I also learned from Dr. Olson that the Roman politician, lawyer and author Cicero revealed in his letters a network of extensive personal libraries that preserved important books that could be read by members of the public and even borrowed and sent with messengers. Books could be consulted and returned or copied for one’s own library and returned to the owner. If one wanted to look at several books, a personal visit to a private library could be arranged.
The Bodleian Library at Oxford where Dr. Olson once studied was founded by Sir Thomas Bodley and dedicated in 1602. King James I, upon entering the library in August of 1605, said the library’s founder should be dubbed "Sir Thomas Godly." Bodley had spent his considerable personal wealth acquiring books and early manuscripts that have formed the core of one of the most extensive collections in the world. That collection includes among its innumerable treasures a first-edition of "Don Quixote," a manuscript of Confucius acquired at a time when few could read its Chinese characters, a 14th century copy of Dante’s "Divine Comedy," as well as first editions of the works of John Milton, who called the library a "most sacred centre," a "glorious treasure-house" of "the best Memorials of Man."
Additional examples of history preservation through private means are, it turns out, legion. Pittsburgh banker Andrew Mellon acquired a massive assortment of prized art work. He donated his entire collection (plus $10 million for construction) to start the National Gallery of Art in Washington, D.C. Tens of thousands of historic homes and buildings all across America are owned and maintained privately, many of them refurbished and open for public viewing. Even historic lighthouses, once largely public property, are being preserved today by private owners after decades of neglect by government authorities. On and on it goes.
It’s worth noting, by the way, that history’s greatest book burners have not been private individuals and institutions, but rather governments and quasi-governments empowered by the force of the state.
The more one looks into this, the more apparent it is that private efforts have been more than just a side show in historical preservation. They are the centerpiece. And why should it be otherwise? Private owners invest their own resources, acquiring an instant and personal interest in the "capital" value of the historical asset. Being a government employee does not make one more interested in, or better equipped to care for, the things we regard as historically valuable than those numerous private citizens who put their own resources on the line.
So what’s the problem about a copy of the Magna Carta being purchased by a private citizen?
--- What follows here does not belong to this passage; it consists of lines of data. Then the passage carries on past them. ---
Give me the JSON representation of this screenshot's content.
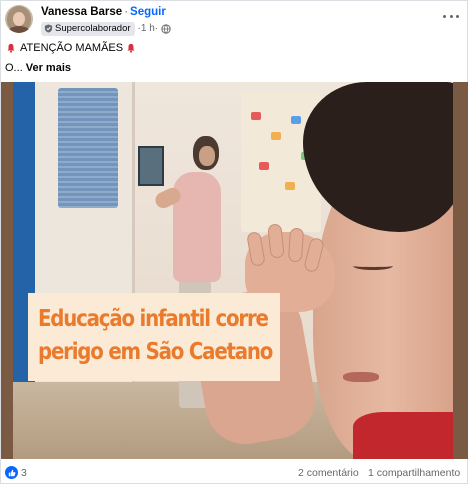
{
  "post": {
    "author_name": "Vanessa Barse",
    "separator": "·",
    "follow_label": "Seguir",
    "badge_label": "Supercolaborador",
    "time": "1 h",
    "text_line1": "ATENÇÃO  MAMÃES",
    "text_line2": "O...",
    "see_more_label": "Ver mais"
  },
  "media": {
    "caption_line1": "Educação infantil corre",
    "caption_line2": "perigo em São Caetano",
    "caption_color": "#ea7b2c"
  },
  "footer": {
    "reaction_count": "3",
    "comments_label": "2 comentário",
    "shares_label": "1 compartilhamento"
  },
  "icons": {
    "reaction": "like-icon",
    "emoji": "bell-icon",
    "privacy": "globe-icon",
    "badge": "badge-icon",
    "menu": "more-icon"
  },
  "colors": {
    "link": "#0866ff",
    "secondary_text": "#65676b",
    "bell": "#d9303a"
  }
}
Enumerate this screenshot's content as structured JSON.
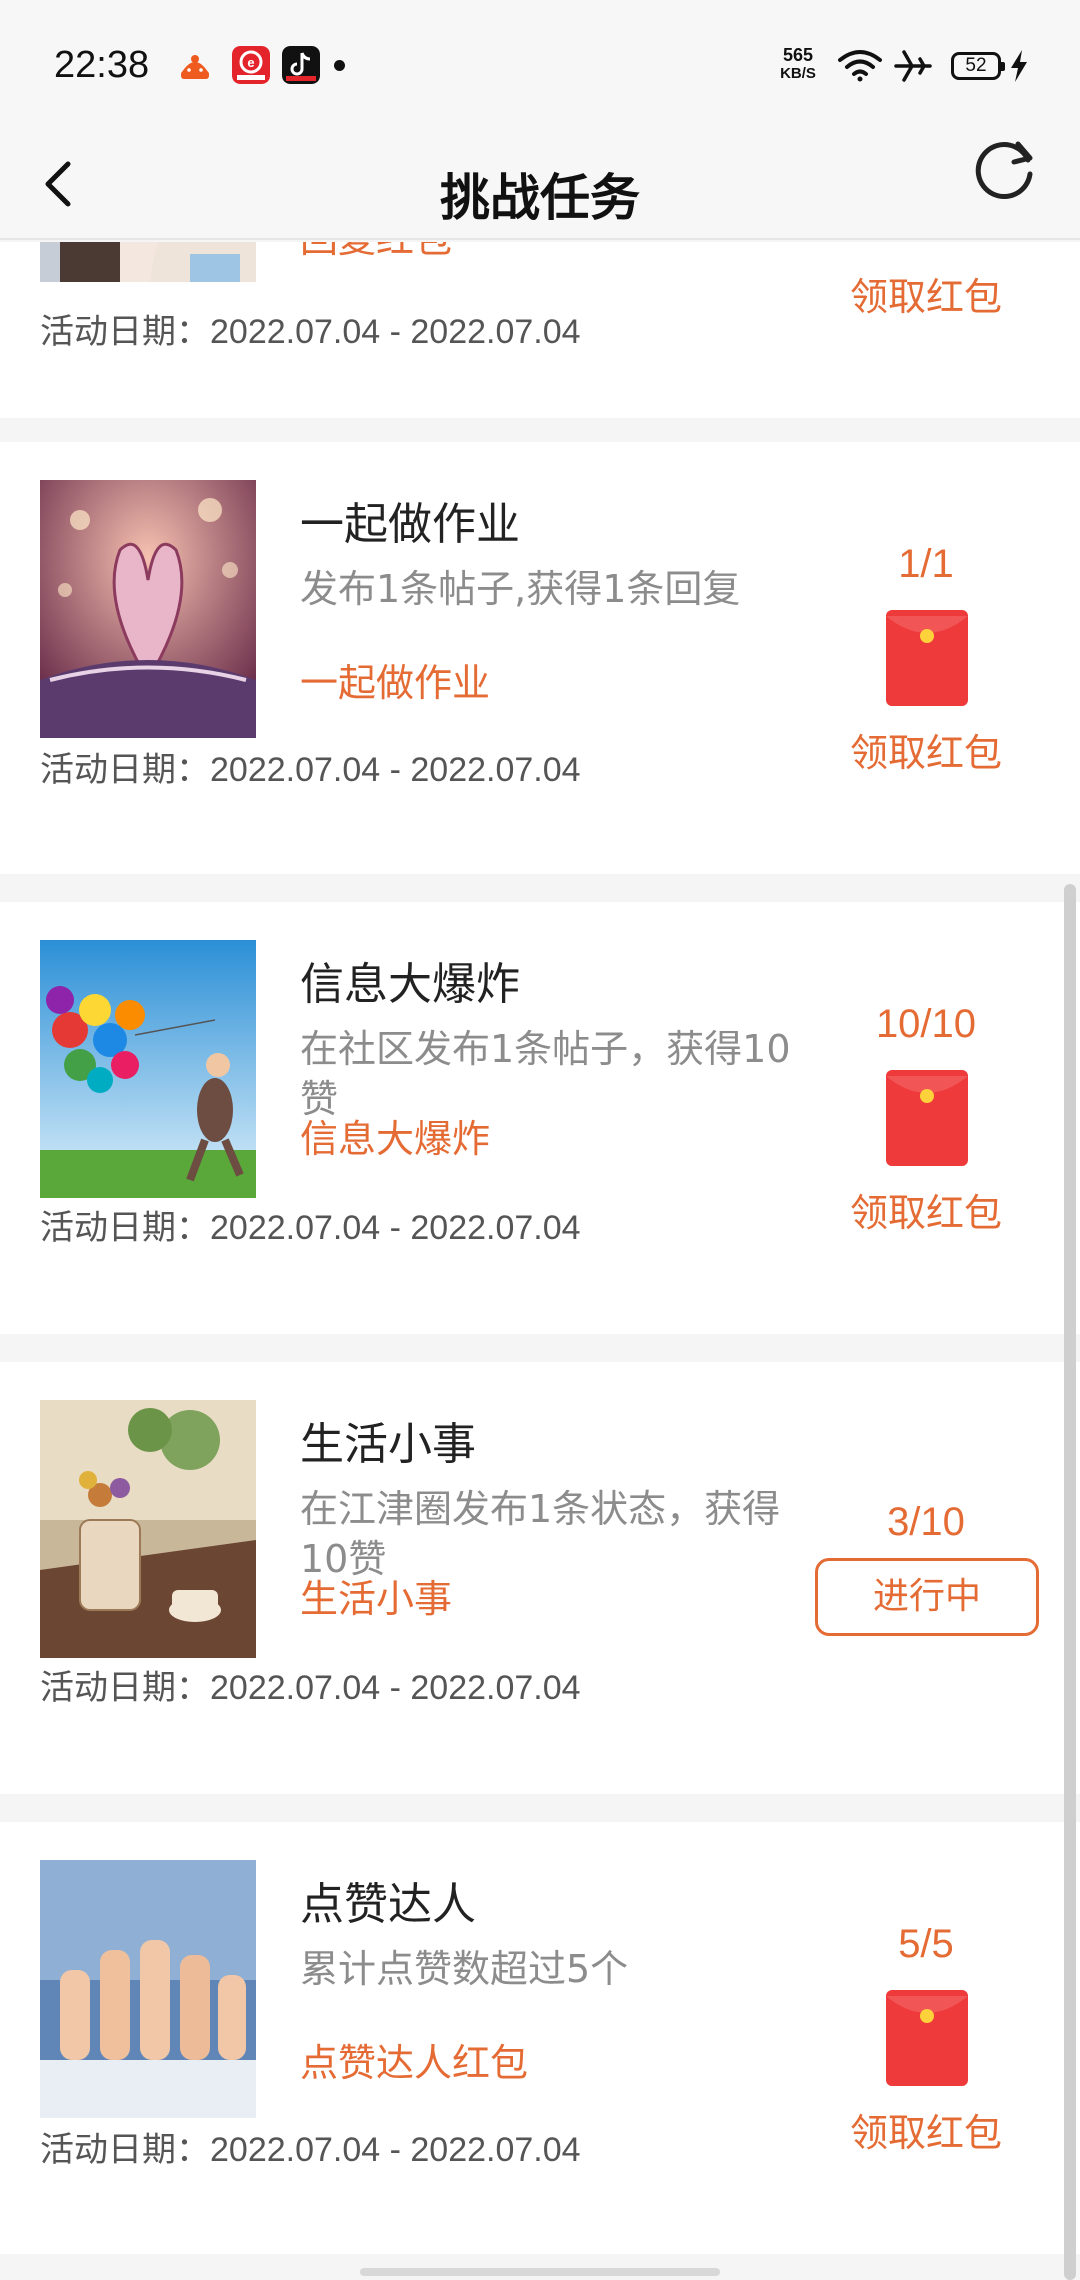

Nothing at all. To suggest otherwise is simply to utter an uninformed and antiquated prejudice. In a civil society of free people, that prejudice should be rare enough to be a museum piece.
Lawrence W. Reed on Sept. 1 assumed the roles of president at the Foundation for Economic Education and president emeritus of the Mackinac Center for Public Policy, a research and educational institute headquartered in Midland, Mich. Permission to reprint in whole or in part is hereby granted, provided that the author and the Center are properly cited.